However, some fear Aussie employers might be going about it the wrong way. One commenter, Bernie Althofer, shared their thoughts on workplace bullying:
“It can be an issue for some workplaces that put fairly high standards in place and then jump on people for not meeting those standards. In addition, there appears a need to rush in and investigate every time there is a disagreement in the workplace when in some cases the situation is made worse by the environment in which the parties are working, e.g. heavy workloads, short time frames, poor communication styles, lack of awareness, etc, in addition to the hazards such as change, negative leadership styles, etc.
Sometimes those with the real cause for complaint get lost in the system because everyone is running around trying to solve a problem they think is bullying, without first trying to find out exactly what the problem is.
In addition, some people will take a list of descriptors and then try and match their work colleagues with the list. This can be very good way of interrupting the promising career of someone.
It is important to focus on workplace hazards that contribute to situations where individuals feel the need to bully others, or where they feel as they though are being targeted. Unfortunately it seems that addressing these types of workplace hazards falls in the 'too hard basket', and it is probably not helped when risk assessments have not been conducted.”
Thank you to all our commenters this week – keep them coming!
What do you think of Althofer’s comment? Share your thoughts below.

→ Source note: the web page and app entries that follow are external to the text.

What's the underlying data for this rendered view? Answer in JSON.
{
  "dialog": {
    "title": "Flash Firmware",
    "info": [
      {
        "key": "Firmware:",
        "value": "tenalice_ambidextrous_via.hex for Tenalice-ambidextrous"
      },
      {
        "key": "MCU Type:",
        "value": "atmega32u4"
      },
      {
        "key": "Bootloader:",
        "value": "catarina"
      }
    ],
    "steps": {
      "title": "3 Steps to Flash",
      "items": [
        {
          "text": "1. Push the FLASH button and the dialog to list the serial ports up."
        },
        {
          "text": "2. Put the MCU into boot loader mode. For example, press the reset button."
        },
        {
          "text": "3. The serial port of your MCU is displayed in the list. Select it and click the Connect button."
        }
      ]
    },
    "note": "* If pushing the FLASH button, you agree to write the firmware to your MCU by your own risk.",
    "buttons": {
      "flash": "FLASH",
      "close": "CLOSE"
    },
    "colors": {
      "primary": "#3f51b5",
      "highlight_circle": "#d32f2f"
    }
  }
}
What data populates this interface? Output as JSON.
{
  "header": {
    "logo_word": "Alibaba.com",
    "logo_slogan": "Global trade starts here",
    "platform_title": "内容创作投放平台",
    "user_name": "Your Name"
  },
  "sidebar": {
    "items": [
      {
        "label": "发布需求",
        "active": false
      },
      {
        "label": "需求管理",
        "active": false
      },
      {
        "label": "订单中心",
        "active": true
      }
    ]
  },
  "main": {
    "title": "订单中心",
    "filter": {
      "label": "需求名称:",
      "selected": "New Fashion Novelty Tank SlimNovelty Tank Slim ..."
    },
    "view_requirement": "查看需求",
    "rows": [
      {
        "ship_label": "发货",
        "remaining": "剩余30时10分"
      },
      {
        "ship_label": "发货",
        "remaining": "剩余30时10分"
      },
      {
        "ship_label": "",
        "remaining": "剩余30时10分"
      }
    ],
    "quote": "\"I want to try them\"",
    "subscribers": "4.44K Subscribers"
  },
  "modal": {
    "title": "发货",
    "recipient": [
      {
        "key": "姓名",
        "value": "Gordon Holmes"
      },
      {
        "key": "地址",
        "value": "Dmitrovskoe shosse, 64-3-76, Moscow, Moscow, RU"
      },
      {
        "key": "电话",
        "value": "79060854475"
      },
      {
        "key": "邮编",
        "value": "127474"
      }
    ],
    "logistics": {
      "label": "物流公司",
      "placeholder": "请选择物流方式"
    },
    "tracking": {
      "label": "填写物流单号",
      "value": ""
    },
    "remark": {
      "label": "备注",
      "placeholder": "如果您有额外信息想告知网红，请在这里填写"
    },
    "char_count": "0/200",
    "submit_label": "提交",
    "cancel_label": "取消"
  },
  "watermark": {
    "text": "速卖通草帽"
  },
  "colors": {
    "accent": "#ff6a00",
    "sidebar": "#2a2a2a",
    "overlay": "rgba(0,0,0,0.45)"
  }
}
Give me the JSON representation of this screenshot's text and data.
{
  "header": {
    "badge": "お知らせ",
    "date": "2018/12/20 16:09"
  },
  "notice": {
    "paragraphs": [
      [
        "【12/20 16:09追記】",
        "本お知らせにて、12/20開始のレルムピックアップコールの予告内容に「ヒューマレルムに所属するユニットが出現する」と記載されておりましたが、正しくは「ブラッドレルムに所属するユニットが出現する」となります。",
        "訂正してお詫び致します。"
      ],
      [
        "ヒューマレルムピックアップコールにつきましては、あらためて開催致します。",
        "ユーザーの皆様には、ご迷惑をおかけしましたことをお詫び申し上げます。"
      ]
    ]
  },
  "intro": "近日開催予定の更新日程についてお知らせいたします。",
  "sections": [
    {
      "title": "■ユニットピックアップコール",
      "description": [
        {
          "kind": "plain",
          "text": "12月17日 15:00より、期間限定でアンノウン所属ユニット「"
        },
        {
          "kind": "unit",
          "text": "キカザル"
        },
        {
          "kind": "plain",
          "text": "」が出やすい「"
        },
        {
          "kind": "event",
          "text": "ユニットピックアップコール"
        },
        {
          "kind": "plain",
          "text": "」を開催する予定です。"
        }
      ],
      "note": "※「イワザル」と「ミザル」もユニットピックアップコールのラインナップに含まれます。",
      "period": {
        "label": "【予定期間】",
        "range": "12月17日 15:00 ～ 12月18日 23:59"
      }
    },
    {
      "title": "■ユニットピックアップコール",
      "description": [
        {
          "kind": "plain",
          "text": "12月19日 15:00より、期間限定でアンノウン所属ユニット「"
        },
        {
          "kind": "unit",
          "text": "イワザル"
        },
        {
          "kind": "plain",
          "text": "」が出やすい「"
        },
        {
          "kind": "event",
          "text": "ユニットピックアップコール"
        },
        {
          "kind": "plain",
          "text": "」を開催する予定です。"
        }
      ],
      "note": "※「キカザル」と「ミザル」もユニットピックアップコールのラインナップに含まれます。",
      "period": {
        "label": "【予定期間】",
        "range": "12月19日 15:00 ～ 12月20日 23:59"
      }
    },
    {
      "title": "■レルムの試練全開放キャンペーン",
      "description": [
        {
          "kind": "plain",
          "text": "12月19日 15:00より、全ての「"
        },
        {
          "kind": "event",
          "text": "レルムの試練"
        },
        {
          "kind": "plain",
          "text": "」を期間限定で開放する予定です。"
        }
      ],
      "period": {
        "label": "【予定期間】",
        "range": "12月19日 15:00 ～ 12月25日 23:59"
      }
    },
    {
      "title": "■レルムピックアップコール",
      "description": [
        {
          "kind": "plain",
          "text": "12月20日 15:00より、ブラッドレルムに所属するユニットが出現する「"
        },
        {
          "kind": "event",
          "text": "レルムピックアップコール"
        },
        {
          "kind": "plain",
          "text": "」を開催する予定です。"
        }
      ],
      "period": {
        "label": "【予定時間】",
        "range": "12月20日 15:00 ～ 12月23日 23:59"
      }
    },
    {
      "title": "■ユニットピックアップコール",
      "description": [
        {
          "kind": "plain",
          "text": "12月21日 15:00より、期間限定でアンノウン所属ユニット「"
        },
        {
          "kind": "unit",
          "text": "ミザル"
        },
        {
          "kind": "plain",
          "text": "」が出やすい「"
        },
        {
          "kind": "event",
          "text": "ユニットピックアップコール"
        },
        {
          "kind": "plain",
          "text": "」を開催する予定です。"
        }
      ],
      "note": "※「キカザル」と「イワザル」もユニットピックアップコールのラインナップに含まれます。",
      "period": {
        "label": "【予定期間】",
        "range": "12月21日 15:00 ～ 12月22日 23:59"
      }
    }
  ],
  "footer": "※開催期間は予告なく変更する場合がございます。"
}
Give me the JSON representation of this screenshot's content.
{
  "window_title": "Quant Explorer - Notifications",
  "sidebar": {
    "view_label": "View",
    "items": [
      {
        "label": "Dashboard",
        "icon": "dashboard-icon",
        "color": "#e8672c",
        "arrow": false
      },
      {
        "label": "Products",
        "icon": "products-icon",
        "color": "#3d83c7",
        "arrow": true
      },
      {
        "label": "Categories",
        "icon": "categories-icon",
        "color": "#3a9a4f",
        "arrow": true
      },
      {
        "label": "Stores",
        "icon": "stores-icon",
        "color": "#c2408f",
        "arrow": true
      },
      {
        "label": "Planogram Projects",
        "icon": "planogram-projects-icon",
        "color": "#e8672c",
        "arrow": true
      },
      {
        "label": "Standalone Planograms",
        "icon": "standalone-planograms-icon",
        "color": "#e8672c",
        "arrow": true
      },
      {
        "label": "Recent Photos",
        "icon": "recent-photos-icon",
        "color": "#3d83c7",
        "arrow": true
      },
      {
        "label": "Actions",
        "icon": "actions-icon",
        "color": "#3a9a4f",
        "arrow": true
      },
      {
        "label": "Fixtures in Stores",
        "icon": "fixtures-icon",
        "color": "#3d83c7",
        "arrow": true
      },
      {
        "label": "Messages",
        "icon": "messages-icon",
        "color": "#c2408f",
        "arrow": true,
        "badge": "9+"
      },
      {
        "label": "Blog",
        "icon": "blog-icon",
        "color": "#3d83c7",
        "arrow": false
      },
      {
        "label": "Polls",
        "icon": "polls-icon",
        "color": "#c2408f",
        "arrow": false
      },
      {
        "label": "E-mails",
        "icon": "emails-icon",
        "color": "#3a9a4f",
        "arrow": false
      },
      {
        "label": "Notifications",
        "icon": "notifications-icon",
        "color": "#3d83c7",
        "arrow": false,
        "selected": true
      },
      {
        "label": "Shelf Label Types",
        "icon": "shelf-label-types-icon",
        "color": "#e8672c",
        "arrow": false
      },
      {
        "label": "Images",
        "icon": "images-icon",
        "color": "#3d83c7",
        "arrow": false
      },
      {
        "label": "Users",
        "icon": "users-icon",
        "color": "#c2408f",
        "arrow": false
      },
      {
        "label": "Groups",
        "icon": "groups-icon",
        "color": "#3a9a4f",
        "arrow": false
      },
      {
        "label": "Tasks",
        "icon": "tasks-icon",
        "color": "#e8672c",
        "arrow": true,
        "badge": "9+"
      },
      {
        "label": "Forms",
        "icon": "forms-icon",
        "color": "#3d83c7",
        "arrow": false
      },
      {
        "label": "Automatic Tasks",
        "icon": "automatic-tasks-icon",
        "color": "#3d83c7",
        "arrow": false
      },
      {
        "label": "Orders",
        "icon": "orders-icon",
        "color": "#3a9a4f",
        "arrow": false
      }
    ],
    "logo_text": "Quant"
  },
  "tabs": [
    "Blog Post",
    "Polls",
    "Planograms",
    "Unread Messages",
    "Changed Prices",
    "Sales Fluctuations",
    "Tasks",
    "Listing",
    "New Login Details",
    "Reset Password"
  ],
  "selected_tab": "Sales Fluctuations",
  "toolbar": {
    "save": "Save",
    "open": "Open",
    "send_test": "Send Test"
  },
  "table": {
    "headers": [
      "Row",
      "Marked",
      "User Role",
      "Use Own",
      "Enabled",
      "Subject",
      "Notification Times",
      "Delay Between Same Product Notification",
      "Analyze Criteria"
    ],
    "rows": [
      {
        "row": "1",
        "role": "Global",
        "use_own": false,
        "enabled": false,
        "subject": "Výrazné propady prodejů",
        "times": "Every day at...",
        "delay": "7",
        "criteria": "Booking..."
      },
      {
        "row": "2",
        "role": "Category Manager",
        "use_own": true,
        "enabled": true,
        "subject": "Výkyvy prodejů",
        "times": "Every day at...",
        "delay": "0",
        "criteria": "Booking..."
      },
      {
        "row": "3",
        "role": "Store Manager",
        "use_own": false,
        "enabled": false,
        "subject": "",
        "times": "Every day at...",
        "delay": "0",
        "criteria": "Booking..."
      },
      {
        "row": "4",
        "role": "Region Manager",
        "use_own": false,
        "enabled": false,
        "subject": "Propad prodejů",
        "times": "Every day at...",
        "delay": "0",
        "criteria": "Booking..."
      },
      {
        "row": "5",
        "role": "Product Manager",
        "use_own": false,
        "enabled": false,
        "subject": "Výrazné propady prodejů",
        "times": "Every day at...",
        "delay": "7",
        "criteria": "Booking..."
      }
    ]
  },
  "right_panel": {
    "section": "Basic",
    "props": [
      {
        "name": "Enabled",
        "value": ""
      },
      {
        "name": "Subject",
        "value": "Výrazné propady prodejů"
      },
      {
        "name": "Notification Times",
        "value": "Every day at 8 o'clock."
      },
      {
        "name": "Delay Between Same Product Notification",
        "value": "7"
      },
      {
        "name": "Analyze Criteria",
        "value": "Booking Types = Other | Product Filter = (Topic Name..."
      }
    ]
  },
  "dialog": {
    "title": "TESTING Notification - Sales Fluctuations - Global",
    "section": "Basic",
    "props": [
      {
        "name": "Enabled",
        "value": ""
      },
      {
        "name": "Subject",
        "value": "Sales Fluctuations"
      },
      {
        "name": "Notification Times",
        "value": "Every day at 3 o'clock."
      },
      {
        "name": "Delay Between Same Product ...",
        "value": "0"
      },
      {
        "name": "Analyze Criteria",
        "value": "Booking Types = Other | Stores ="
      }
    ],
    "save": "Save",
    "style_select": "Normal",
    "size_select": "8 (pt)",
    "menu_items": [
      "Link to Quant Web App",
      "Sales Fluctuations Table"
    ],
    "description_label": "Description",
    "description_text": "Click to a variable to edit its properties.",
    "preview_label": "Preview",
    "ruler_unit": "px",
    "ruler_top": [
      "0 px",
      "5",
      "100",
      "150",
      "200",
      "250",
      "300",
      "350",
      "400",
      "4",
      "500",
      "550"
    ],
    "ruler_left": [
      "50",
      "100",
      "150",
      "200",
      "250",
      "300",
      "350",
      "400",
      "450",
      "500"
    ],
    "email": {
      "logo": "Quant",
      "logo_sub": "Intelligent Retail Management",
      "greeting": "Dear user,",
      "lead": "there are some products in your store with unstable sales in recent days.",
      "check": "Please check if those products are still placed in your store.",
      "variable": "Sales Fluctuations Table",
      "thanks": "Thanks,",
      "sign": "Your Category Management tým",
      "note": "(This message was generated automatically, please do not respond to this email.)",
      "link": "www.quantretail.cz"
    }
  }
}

With new laws surrounding workplace bullying coming into effect at the dawn of 2014, it was a no-brainer that an article on identifying bullies in the workplace was going to gain traction.